In my naivete, I was not prepared to think of the possibility of my patient as a “mule.” As I looked at her in disbelief and disappointment, “Grandma” averted her eyes. She accepted the intravenous without any complaints.
“Why?”. Thrown off by my preconceived notions of a drug mule, I could not help but ask her. She kept her eyes closed, but tears ran freely down her wrinkled cheeks. I shook off my personal feelings against drug use, and proceeded to take care of the patient. I had asked the head nurse to switch my assignment so that I could take care of “Grandma”.
The hospital administrator had vouchered the patient’s property as we await for a judge to issue a warrant, but had consented for the patient’s cell phone to be turned over to the authorities. The property clerk showed me a picture of Grandma with her grandkids.
The agents were frustrated with the lack of information. “We need to find the people who contracted her to carry the drugs.” Their interviews with the patient were met with silence.

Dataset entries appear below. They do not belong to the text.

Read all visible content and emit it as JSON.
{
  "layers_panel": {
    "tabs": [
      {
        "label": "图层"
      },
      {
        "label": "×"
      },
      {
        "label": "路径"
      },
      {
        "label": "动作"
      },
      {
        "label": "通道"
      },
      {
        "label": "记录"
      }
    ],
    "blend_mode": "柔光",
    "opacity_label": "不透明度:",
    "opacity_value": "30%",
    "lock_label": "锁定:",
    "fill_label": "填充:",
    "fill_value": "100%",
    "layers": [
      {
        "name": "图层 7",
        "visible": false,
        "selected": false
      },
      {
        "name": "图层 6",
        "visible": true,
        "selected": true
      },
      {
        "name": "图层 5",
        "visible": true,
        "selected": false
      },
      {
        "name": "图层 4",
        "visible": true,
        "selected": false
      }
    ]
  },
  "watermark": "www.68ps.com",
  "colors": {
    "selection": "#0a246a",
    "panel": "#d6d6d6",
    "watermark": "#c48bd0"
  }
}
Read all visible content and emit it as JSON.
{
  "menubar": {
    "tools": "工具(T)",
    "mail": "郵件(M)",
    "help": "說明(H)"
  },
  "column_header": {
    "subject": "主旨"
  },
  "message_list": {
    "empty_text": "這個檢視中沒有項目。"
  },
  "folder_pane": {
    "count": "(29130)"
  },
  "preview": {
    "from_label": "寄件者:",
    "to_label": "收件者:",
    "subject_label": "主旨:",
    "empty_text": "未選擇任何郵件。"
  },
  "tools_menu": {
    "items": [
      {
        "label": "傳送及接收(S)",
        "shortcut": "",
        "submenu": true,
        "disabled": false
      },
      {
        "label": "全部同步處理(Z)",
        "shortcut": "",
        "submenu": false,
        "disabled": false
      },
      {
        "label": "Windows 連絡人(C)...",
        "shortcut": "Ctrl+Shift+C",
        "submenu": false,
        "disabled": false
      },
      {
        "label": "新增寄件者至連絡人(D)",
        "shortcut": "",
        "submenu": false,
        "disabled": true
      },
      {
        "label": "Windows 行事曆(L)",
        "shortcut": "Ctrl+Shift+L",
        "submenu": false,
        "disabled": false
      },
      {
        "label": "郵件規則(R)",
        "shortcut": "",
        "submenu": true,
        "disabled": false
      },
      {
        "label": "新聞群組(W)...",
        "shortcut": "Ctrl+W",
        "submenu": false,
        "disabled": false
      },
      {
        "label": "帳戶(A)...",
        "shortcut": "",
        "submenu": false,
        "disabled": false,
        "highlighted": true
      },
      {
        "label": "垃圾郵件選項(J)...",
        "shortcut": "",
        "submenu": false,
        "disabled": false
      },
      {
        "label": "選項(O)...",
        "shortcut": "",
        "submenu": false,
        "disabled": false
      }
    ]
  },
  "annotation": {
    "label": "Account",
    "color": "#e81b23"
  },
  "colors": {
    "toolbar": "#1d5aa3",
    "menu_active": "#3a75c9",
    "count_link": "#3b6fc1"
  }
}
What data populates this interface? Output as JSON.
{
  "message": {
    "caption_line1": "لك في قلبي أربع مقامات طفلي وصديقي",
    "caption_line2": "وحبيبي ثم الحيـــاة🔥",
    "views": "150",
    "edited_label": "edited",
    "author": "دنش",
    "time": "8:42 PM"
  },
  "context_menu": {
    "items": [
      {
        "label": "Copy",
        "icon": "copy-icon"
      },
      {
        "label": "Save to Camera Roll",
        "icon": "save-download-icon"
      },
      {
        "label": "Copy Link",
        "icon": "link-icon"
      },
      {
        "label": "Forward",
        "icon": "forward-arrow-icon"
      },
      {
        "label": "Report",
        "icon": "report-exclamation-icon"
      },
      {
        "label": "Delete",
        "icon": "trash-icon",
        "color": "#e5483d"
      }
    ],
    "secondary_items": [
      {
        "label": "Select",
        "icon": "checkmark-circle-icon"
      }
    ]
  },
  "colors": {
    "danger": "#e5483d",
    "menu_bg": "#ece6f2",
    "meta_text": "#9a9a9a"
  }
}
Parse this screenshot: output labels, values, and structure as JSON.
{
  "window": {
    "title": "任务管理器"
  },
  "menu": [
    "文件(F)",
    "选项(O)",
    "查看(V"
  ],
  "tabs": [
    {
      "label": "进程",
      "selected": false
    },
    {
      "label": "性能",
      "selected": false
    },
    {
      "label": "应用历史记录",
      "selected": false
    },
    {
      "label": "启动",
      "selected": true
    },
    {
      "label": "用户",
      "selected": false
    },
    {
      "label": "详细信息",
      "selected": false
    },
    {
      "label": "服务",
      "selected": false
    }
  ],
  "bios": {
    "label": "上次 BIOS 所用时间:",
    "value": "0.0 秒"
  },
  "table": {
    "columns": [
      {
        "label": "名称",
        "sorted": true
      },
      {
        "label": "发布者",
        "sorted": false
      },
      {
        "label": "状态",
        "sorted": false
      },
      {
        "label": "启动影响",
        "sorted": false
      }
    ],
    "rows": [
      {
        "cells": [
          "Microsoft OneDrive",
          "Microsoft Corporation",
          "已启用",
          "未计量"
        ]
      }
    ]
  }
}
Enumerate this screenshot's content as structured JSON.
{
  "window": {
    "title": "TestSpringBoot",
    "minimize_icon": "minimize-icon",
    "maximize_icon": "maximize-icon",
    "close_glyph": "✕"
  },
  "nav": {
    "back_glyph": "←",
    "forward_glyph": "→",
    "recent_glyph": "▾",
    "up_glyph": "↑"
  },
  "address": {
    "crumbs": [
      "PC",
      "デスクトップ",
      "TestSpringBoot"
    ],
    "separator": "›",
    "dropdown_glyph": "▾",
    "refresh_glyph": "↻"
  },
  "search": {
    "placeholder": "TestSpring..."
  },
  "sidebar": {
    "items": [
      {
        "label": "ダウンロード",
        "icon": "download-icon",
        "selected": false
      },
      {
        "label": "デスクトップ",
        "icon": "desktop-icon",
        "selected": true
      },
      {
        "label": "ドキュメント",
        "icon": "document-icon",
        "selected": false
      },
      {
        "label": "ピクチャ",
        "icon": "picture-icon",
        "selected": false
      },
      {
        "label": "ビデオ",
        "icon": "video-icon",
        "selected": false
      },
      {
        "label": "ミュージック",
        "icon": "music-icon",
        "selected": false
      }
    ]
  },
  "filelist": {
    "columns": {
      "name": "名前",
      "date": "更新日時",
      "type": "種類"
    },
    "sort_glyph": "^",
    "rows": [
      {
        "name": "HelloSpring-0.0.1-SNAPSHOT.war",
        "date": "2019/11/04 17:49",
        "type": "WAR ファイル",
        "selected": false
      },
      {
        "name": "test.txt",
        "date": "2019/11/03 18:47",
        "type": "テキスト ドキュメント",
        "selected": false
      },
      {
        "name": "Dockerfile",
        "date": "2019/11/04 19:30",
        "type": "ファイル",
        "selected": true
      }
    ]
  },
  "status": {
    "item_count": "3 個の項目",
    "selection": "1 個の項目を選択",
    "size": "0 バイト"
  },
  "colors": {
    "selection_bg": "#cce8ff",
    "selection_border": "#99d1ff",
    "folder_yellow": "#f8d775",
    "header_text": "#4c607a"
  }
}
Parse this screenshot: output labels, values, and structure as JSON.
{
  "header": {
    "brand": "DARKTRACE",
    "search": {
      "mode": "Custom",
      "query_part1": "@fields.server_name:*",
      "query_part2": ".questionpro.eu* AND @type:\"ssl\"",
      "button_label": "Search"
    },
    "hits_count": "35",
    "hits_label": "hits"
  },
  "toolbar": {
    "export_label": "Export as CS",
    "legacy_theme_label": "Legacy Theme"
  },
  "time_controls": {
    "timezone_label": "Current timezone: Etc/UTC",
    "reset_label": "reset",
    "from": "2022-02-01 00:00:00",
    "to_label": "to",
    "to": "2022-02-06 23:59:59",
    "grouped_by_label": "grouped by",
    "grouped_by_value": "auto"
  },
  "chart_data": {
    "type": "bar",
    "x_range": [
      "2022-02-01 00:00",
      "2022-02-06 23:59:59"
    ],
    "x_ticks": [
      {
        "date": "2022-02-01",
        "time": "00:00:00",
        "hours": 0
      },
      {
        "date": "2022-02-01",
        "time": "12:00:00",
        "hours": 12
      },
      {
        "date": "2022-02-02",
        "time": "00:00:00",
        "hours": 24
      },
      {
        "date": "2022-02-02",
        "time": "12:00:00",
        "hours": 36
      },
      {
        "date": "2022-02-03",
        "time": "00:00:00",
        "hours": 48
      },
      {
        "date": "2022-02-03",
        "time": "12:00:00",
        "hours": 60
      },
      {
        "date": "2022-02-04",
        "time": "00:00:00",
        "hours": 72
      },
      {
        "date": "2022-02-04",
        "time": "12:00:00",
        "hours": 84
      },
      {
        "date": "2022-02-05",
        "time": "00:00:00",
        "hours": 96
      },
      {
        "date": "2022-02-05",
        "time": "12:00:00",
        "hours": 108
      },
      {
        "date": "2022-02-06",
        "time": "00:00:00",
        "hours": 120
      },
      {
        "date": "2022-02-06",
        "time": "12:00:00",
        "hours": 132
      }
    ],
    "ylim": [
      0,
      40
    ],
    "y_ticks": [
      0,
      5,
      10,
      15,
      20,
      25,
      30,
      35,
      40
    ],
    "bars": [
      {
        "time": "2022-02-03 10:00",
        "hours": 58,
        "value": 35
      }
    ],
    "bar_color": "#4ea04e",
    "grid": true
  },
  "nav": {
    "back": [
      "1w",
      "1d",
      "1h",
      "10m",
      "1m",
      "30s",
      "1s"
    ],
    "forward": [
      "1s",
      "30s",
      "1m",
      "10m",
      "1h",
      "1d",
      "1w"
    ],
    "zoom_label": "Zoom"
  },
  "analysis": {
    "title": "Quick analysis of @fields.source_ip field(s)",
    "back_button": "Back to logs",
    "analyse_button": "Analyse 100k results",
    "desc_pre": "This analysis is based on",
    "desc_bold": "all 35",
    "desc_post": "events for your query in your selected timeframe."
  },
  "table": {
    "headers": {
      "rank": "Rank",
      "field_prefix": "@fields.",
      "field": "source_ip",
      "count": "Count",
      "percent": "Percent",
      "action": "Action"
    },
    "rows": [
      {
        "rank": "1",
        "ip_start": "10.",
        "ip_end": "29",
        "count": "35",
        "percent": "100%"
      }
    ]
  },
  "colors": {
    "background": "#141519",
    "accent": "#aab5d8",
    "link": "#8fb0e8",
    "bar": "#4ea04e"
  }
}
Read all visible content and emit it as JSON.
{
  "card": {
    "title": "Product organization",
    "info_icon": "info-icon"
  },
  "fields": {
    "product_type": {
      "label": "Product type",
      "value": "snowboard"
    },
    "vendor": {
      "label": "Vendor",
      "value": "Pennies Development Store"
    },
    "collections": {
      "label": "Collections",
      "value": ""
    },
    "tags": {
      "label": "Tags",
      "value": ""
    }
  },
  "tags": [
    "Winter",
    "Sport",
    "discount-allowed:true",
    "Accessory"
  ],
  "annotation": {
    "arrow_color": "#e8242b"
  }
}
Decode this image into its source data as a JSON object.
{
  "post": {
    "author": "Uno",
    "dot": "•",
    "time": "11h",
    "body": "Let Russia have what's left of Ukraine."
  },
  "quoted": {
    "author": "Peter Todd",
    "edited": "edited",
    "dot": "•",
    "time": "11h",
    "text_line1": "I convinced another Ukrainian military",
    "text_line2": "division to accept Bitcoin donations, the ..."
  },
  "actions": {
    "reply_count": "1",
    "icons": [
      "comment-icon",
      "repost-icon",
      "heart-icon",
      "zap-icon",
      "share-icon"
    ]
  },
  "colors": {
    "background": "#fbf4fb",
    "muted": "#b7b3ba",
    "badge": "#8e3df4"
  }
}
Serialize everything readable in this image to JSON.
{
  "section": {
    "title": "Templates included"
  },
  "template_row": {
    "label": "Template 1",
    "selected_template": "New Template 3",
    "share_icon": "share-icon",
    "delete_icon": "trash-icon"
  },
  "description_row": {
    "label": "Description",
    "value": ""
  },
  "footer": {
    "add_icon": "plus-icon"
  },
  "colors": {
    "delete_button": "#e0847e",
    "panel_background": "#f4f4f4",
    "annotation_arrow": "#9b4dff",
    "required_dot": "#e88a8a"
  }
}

She looked afraid; maybe she did not want to give any information for fear of repercussions.
The repressed moan did not escape me. The patient’s face grimaced in pain as she pressed on her stomach with her free hand. Alarmed, I yelled for the doctor STAT. The patient’s blood pressure was rising, and her heart rate was racing. She had not gone to CAT scan yet, but I was afraid that the cocaine packets have burst open.
“How many packets did you swallow, Grandma? Tell us please!”. The patient hesitated, but as she squirmed in pain again, she mumbled “Ten.”
The next few minutes passed in frantic preparations to bring her to the OR for emergent exploratomy. We were racing against time.
Just as the surgeons wheeled her out of the room, the patient turned to me and said, “I did it for my family.”
“Grandma” did not survive the operation. She had died because she wanted the money to pay for her daughter’s cancer treatment back home.
About the Author
Jo Cerrudo is the author of ED Vignettes blog. From the blog: “They say you need to be a special nurse to work in an ER. I am just someone who thrives on challenges yet perform with grace under pressure. I do my job to prepare the nurses to give the best and safest care to their patients.” Read more stories like this on ED Vignettes blog.